Use of UAVs for greenhouse gas monitoring at hotspot emissions zones

Friday, 18 December 2015: 08:24
3004 (Moscone West)
Joseph Robert Pitt1, Grant Allen2, Mohammed I Mead2, Peter Hollingsworth2, Khristopher Kabbabe2, Gareth Roberts2 and Dudley E Shallcross3, (1)University of Manchester, Manchester, M13, United Kingdom, (2)University of Manchester, Manchester, United Kingdom, (3)University of Bristol, Biogeochemistry Research Centre, Bristol, United Kingdom
Measuring greenhouse gas emissions from individual localised sources, or "hotspots", is important for both compliance monitoring and validating the techniques used to compile national emission inventories. Frequently ground based techniques are used, such as flux chamber measurements, which suffer from issues regarding sample representativeness, and tracer release methods, which for area sources rely heavily on release site configuration. Obtaining vertically resolved data can enable the use of a mass balance method to calculate greenhouse gas fluxes. This has been achieved using remote sensing techniques, but this usually requires the deployment of expensive, bulky instrumentation.
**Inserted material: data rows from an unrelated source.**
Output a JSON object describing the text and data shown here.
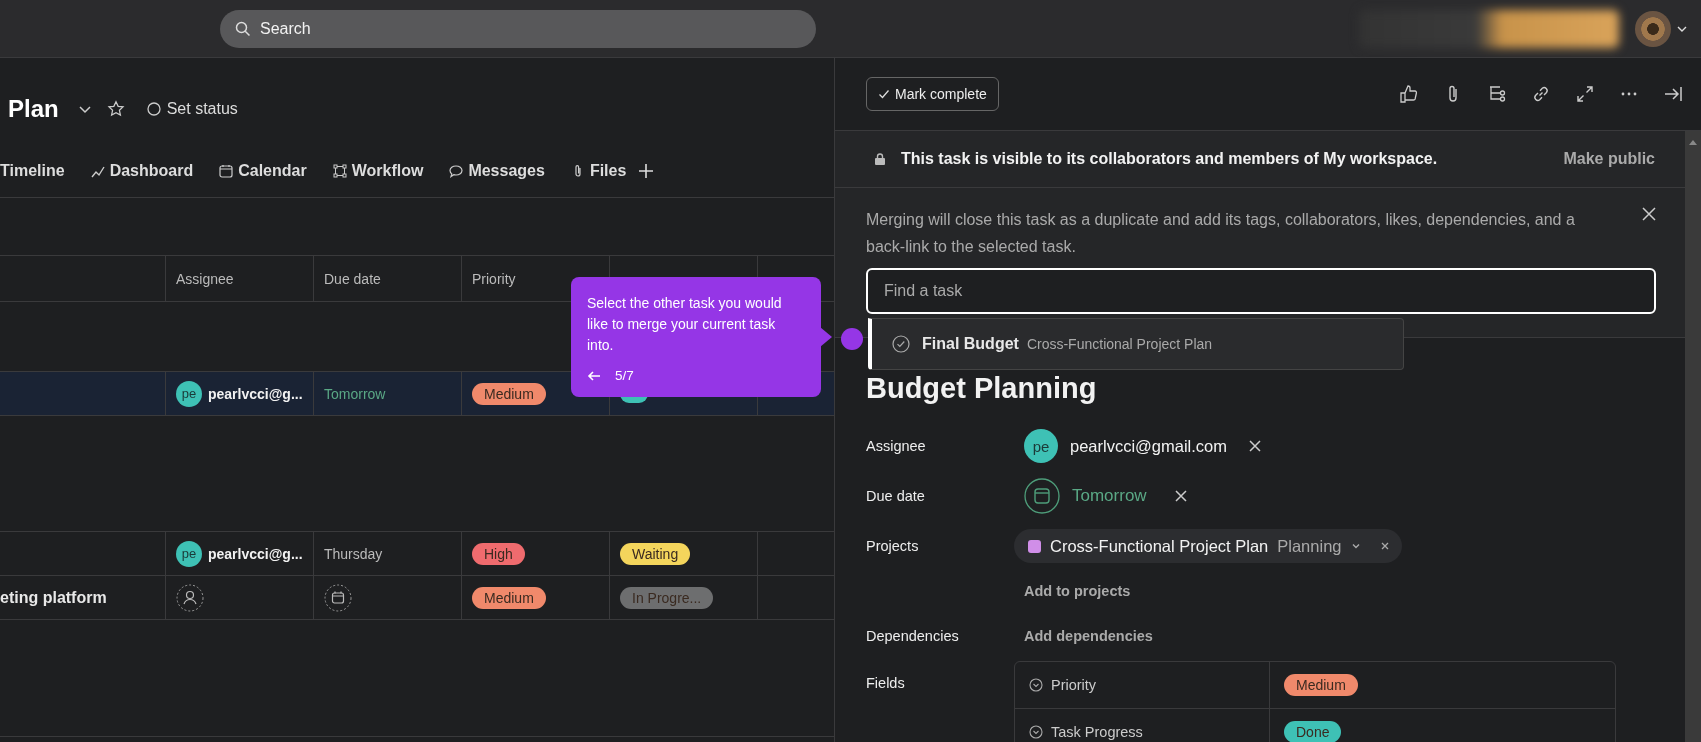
{
  "search": {
    "placeholder": "Search"
  },
  "project": {
    "title": "Plan",
    "status": "Set status"
  },
  "tabs": [
    {
      "label": "Timeline",
      "kind": "none"
    },
    {
      "label": "Dashboard",
      "kind": "chart"
    },
    {
      "label": "Calendar",
      "kind": "calendar"
    },
    {
      "label": "Workflow",
      "kind": "workflow"
    },
    {
      "label": "Messages",
      "kind": "message"
    },
    {
      "label": "Files",
      "kind": "clip"
    }
  ],
  "table": {
    "columns": [
      "Assignee",
      "Due date",
      "Priority"
    ],
    "sections": [
      {
        "rows": [
          {
            "name": null,
            "selected": true,
            "assignee": {
              "initials": "pe",
              "email": "pearlvcci@g..."
            },
            "due": {
              "text": "Tomorrow",
              "kind": "soon"
            },
            "priority": {
              "label": "Medium",
              "color": "#f0896b"
            },
            "progress": {
              "color": "#3ec1b5"
            }
          }
        ]
      },
      {
        "rows": [
          {
            "name": null,
            "selected": false,
            "assignee": {
              "initials": "pe",
              "email": "pearlvcci@g..."
            },
            "due": {
              "text": "Thursday",
              "kind": "plain"
            },
            "priority": {
              "label": "High",
              "color": "#ef6b6e"
            },
            "progress": {
              "label": "Waiting",
              "color": "#f4d55c"
            }
          },
          {
            "name": "eting platform",
            "selected": false,
            "assignee": null,
            "due": null,
            "priority": {
              "label": "Medium",
              "color": "#f0896b"
            },
            "progress": {
              "label": "In Progre...",
              "color": "#6d6e6f"
            }
          }
        ]
      }
    ]
  },
  "tooltip": {
    "text": "Select the other task you would like to merge your current task into.",
    "step": "5/7"
  },
  "panel": {
    "mark_complete": "Mark complete",
    "privacy": {
      "text": "This task is visible to its collaborators and members of My workspace.",
      "action": "Make public"
    },
    "merge": {
      "text": "Merging will close this task as a duplicate and add its tags, collaborators, likes, dependencies, and a back-link to the selected task.",
      "placeholder": "Find a task",
      "results": [
        {
          "title": "Final Budget",
          "project": "Cross-Functional Project Plan"
        }
      ]
    },
    "task": {
      "title": "Budget Planning",
      "labels": {
        "assignee": "Assignee",
        "due": "Due date",
        "projects": "Projects",
        "dependencies": "Dependencies",
        "fields": "Fields"
      },
      "assignee": {
        "initials": "pe",
        "email": "pearlvcci@gmail.com"
      },
      "due": "Tomorrow",
      "projects": [
        {
          "name": "Cross-Functional Project Plan",
          "section": "Planning",
          "color": "#d08ee8"
        }
      ],
      "add_project": "Add to projects",
      "add_dependency": "Add dependencies",
      "fields": [
        {
          "name": "Priority",
          "value": "Medium",
          "color": "#f0896b"
        },
        {
          "name": "Task Progress",
          "value": "Done",
          "color": "#3ec1b5"
        }
      ]
    }
  }
}
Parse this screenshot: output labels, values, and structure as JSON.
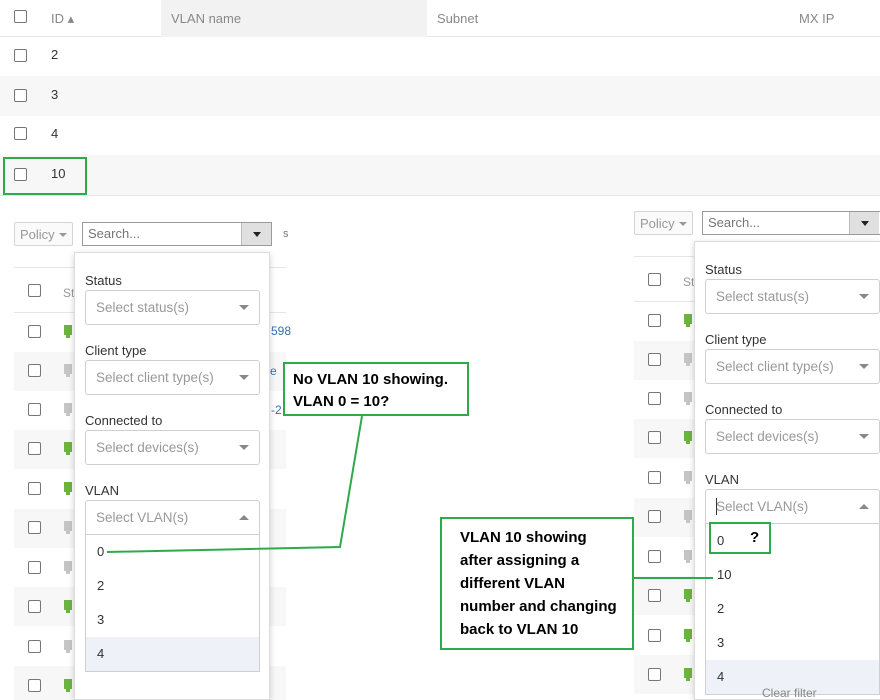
{
  "vlan_table": {
    "headers": {
      "id": "ID ▴",
      "name": "VLAN name",
      "subnet": "Subnet",
      "mx_ip": "MX IP"
    },
    "rows": [
      "2",
      "3",
      "4",
      "10"
    ]
  },
  "left_filter": {
    "policy_label": "Policy",
    "search_placeholder": "Search...",
    "cut_text": "s",
    "status_label": "Status",
    "status_placeholder": "Select status(s)",
    "client_type_label": "Client type",
    "client_type_placeholder": "Select client type(s)",
    "connected_label": "Connected to",
    "connected_placeholder": "Select devices(s)",
    "vlan_label": "VLAN",
    "vlan_placeholder": "Select VLAN(s)",
    "vlan_options": [
      "0",
      "2",
      "3",
      "4"
    ],
    "table_header_fragment": "St",
    "fragments": [
      "598",
      "e",
      "-2"
    ]
  },
  "right_filter": {
    "policy_label": "Policy",
    "search_placeholder": "Search...",
    "status_label": "Status",
    "status_placeholder": "Select status(s)",
    "client_type_label": "Client type",
    "client_type_placeholder": "Select client type(s)",
    "connected_label": "Connected to",
    "connected_placeholder": "Select devices(s)",
    "vlan_label": "VLAN",
    "vlan_placeholder": "Select VLAN(s)",
    "vlan_options": [
      "0",
      "10",
      "2",
      "3",
      "4"
    ],
    "table_header_fragment": "St",
    "clear_filter": "Clear filter"
  },
  "annotations": {
    "note_left": "No VLAN 10 showing.\nVLAN 0 = 10?",
    "note_right": "VLAN 10 showing\nafter assigning a\ndifferent VLAN\nnumber and changing\nback to VLAN 10",
    "question_mark": "?"
  },
  "colors": {
    "annotation_green": "#2eaa4a",
    "status_green": "#6cb33f",
    "status_gray": "#c5c5c5",
    "link_blue": "#3a6fb0"
  }
}
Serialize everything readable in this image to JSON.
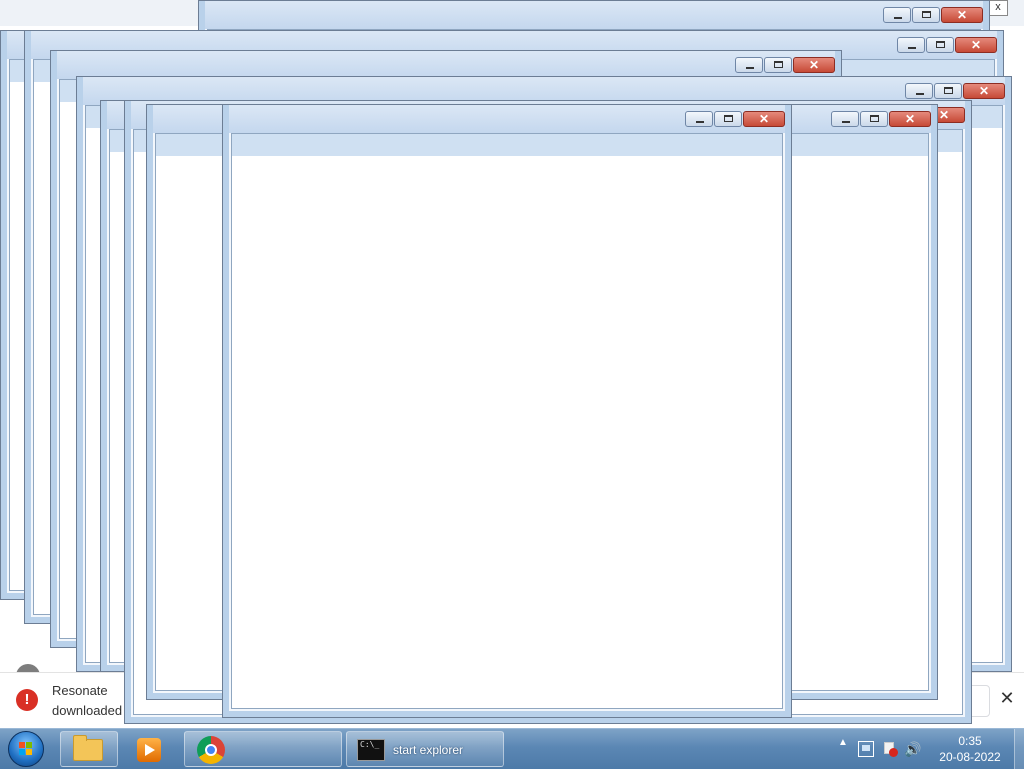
{
  "browser_background": {
    "download_bar": {
      "line1": "Resonate",
      "line2": "downloaded",
      "close_glyph": "✕",
      "error_icon": "error-icon",
      "error_color": "#d93025"
    }
  },
  "windows": {
    "count": 9,
    "caption": {
      "minimize": "—",
      "maximize": "□",
      "close": "✕"
    },
    "frame_color": "#b9d1ea",
    "close_color": "#c74a37"
  },
  "taskbar": {
    "pinned": [
      {
        "icon": "file-explorer-icon"
      },
      {
        "icon": "media-player-icon"
      },
      {
        "icon": "chrome-icon"
      }
    ],
    "running_task": {
      "icon": "command-prompt-icon",
      "label": "start  explorer",
      "icon_text": "C:\\_"
    },
    "tray": {
      "overflow_glyph": "▲",
      "volume_glyph": "🔊"
    },
    "clock": {
      "time": "0:35",
      "date": "20-08-2022"
    }
  }
}
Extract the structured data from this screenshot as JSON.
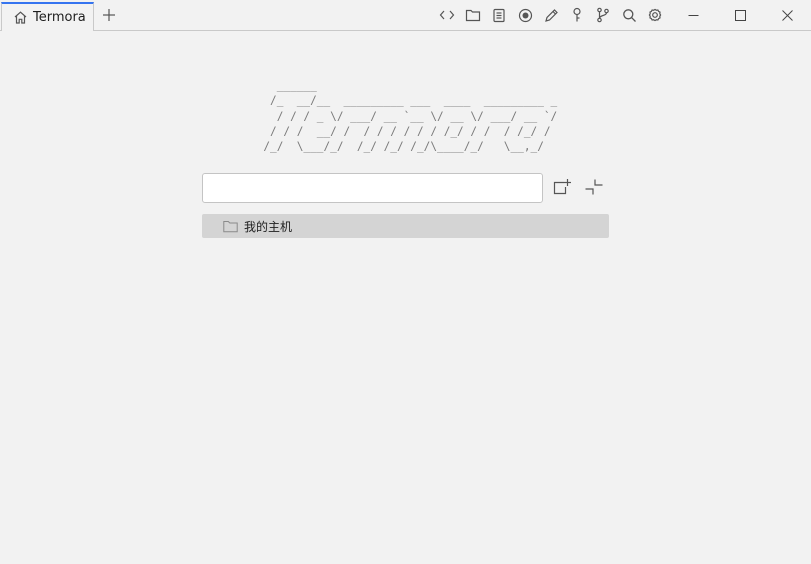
{
  "tab": {
    "label": "Termora",
    "icon": "home-icon"
  },
  "new_tab": {
    "icon": "plus-icon"
  },
  "toolbar": {
    "icons": [
      "code-icon",
      "folder-icon",
      "notes-icon",
      "record-icon",
      "pen-icon",
      "key-icon",
      "git-branch-icon",
      "search-icon",
      "gear-icon"
    ]
  },
  "window_controls": {
    "icons": [
      "minimize-icon",
      "maximize-icon",
      "close-icon"
    ]
  },
  "logo": {
    "ascii": "    ______\n   /_  __/__  _________ ___  ____  _________ _\n    / / / _ \\/ ___/ __ `__ \\/ __ \\/ ___/ __ `/\n   / / /  __/ /  / / / / / / /_/ / /  / /_/ /\n  /_/  \\___/_/  /_/ /_/ /_/\\____/_/   \\__,_/"
  },
  "search": {
    "value": "",
    "placeholder": ""
  },
  "actions": {
    "add_host_icon": "add-host-icon",
    "collapse_icon": "collapse-icon"
  },
  "tree": {
    "items": [
      {
        "label": "我的主机",
        "icon": "folder-icon",
        "selected": true
      }
    ]
  },
  "colors": {
    "accent": "#3574f0",
    "background": "#f2f2f2",
    "selection": "#d4d4d4"
  }
}
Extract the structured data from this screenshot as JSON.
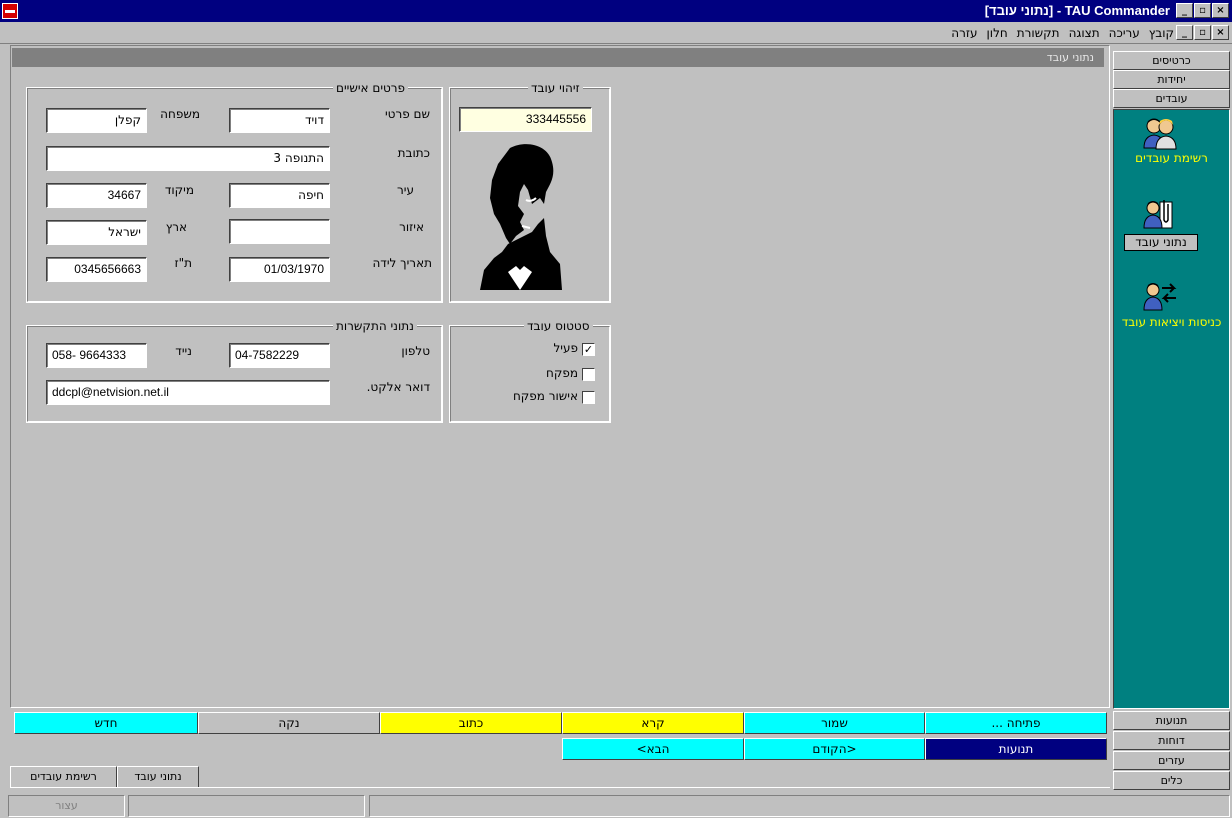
{
  "window": {
    "title": "TAU Commander - [נתוני עובד]",
    "minimize": "_",
    "maximize": "▫",
    "close": "×"
  },
  "menu": {
    "items": [
      "קובץ",
      "עריכה",
      "תצוגה",
      "תקשורת",
      "חלון",
      "עזרה"
    ],
    "mdi_minimize": "_",
    "mdi_restore": "▫",
    "mdi_close": "×"
  },
  "form": {
    "header": "נתוני עובד",
    "personal": {
      "title": "פרטים אישיים",
      "first_name_label": "שם פרטי",
      "first_name": "דויד",
      "last_name_label": "משפחה",
      "last_name": "קפלן",
      "address_label": "כתובת",
      "address": "התנופה 3",
      "city_label": "עיר",
      "city": "חיפה",
      "zip_label": "מיקוד",
      "zip": "34667",
      "region_label": "איזור",
      "region": "",
      "country_label": "ארץ",
      "country": "ישראל",
      "birth_label": "תאריך לידה",
      "birth": "01/03/1970",
      "id_label": "ת\"ז",
      "id": "0345656663"
    },
    "identity": {
      "title": "זיהוי עובד",
      "employee_id": "333445556"
    },
    "contact": {
      "title": "נתוני התקשרות",
      "phone_label": "טלפון",
      "phone": "04-7582229",
      "mobile_label": "נייד",
      "mobile": "058- 9664333",
      "email_label": "דואר אלקט.",
      "email": "ddcpl@netvision.net.il"
    },
    "status": {
      "title": "סטטוס עובד",
      "active_label": "פעיל",
      "active": true,
      "inspector_label": "מפקח",
      "inspector": false,
      "approval_label": "אישור מפקח",
      "approval": false,
      "check_mark": "✓"
    }
  },
  "buttons": {
    "row1": [
      "פתיחה ...",
      "שמור",
      "קרא",
      "כתוב",
      "נקה",
      "חדש"
    ],
    "row2": [
      "תנועות",
      "<הקודם",
      "הבא>"
    ]
  },
  "tabs": [
    "נתוני עובד",
    "רשימת עובדים"
  ],
  "sidebar": {
    "top": [
      "כרטיסים",
      "יחידות",
      "עובדים"
    ],
    "items": [
      "רשימת עובדים",
      "נתוני עובד",
      "כניסות ויציאות עובד"
    ],
    "bottom": [
      "תנועות",
      "דוחות",
      "עזרים",
      "כלים"
    ]
  },
  "status_bar": {
    "cell1": "עצור"
  },
  "colors": {
    "cyan": "#00ffff",
    "yellow": "#ffff00",
    "navy": "#000080",
    "teal": "#008080",
    "sidebar_text": "#ffff00"
  }
}
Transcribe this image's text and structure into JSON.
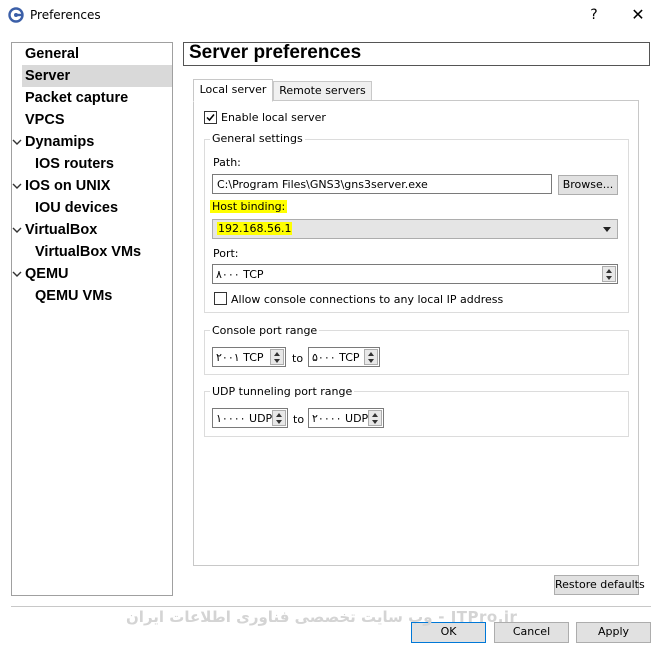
{
  "window": {
    "title": "Preferences",
    "help": "?",
    "close": "✕"
  },
  "sidebar": {
    "items": [
      {
        "label": "General"
      },
      {
        "label": "Server"
      },
      {
        "label": "Packet capture"
      },
      {
        "label": "VPCS"
      },
      {
        "label": "Dynamips"
      },
      {
        "label": "IOS routers"
      },
      {
        "label": "IOS on UNIX"
      },
      {
        "label": "IOU devices"
      },
      {
        "label": "VirtualBox"
      },
      {
        "label": "VirtualBox VMs"
      },
      {
        "label": "QEMU"
      },
      {
        "label": "QEMU VMs"
      }
    ]
  },
  "header": {
    "title": "Server preferences"
  },
  "tabs": [
    {
      "label": "Local server"
    },
    {
      "label": "Remote servers"
    }
  ],
  "local": {
    "enable_label": "Enable local server",
    "general_title": "General settings",
    "path_label": "Path:",
    "path_value": "C:\\Program Files\\GNS3\\gns3server.exe",
    "browse_label": "Browse...",
    "host_label": "Host binding:",
    "host_value": "192.168.56.1",
    "port_label": "Port:",
    "port_value": "۸۰۰۰ TCP",
    "allow_label": "Allow console connections to any local IP address",
    "console_title": "Console port range",
    "console_from": "۲۰۰۱ TCP",
    "console_to": "۵۰۰۰ TCP",
    "to_label": "to",
    "udp_title": "UDP tunneling port range",
    "udp_from": "۱۰۰۰۰ UDP",
    "udp_to": "۲۰۰۰۰ UDP"
  },
  "footer": {
    "restore_label": "Restore defaults",
    "ok_label": "OK",
    "cancel_label": "Cancel",
    "apply_label": "Apply",
    "watermark": "ITPro.ir - وب سایت تخصصی فناوری اطلاعات ایران"
  },
  "colors": {
    "highlight": "#ffff00",
    "selected_nav": "#d9d9d9"
  }
}
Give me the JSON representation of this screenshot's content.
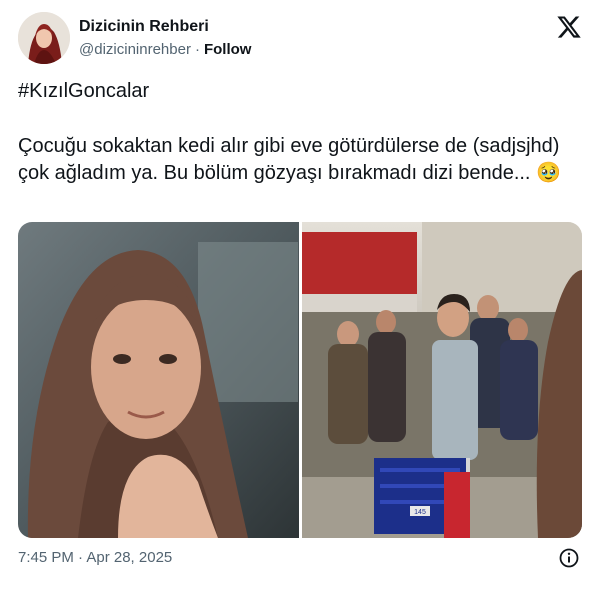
{
  "author": {
    "name": "Dizicinin Rehberi",
    "handle": "@dizicininrehber",
    "separator": "·",
    "follow_label": "Follow"
  },
  "tweet": {
    "hashtag": "#KızılGoncalar",
    "body": "Çocuğu sokaktan kedi alır gibi eve götürdülerse de (sadjsjhd) çok ağladım ya. Bu bölüm gözyaşı bırakmadı dizi bende... 🥹",
    "timestamp": "7:45 PM · Apr 28, 2025"
  },
  "media": {
    "crate_label": "145"
  },
  "icons": {
    "logo": "x-logo-icon",
    "info": "info-icon"
  },
  "colors": {
    "text": "#0f1419",
    "secondary": "#536471",
    "background": "#ffffff"
  }
}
Here we evaluate the suitability of using UAVs, in conjunction with emerging miniaturised sensor technology, as a highly manoeuvrable, low cost alternative for measuring hotspot greenhouse gas emissions. We describe a case study performed at a UK landfill site, where greenhouse gas measurements made on board a fixed wing UAV were used to estimate the bulk CH4 emission rate. Details of the mass balance technique employed, along with the key uncertainties associated with it, are discussed. This work is part of an ongoing study at the University of Manchester into the application of UAVs in atmospheric research, with the rapid advancement in miniaturised sensor technology providing new opportunities for integrating trace gas measurement with existing lightweight UAVs.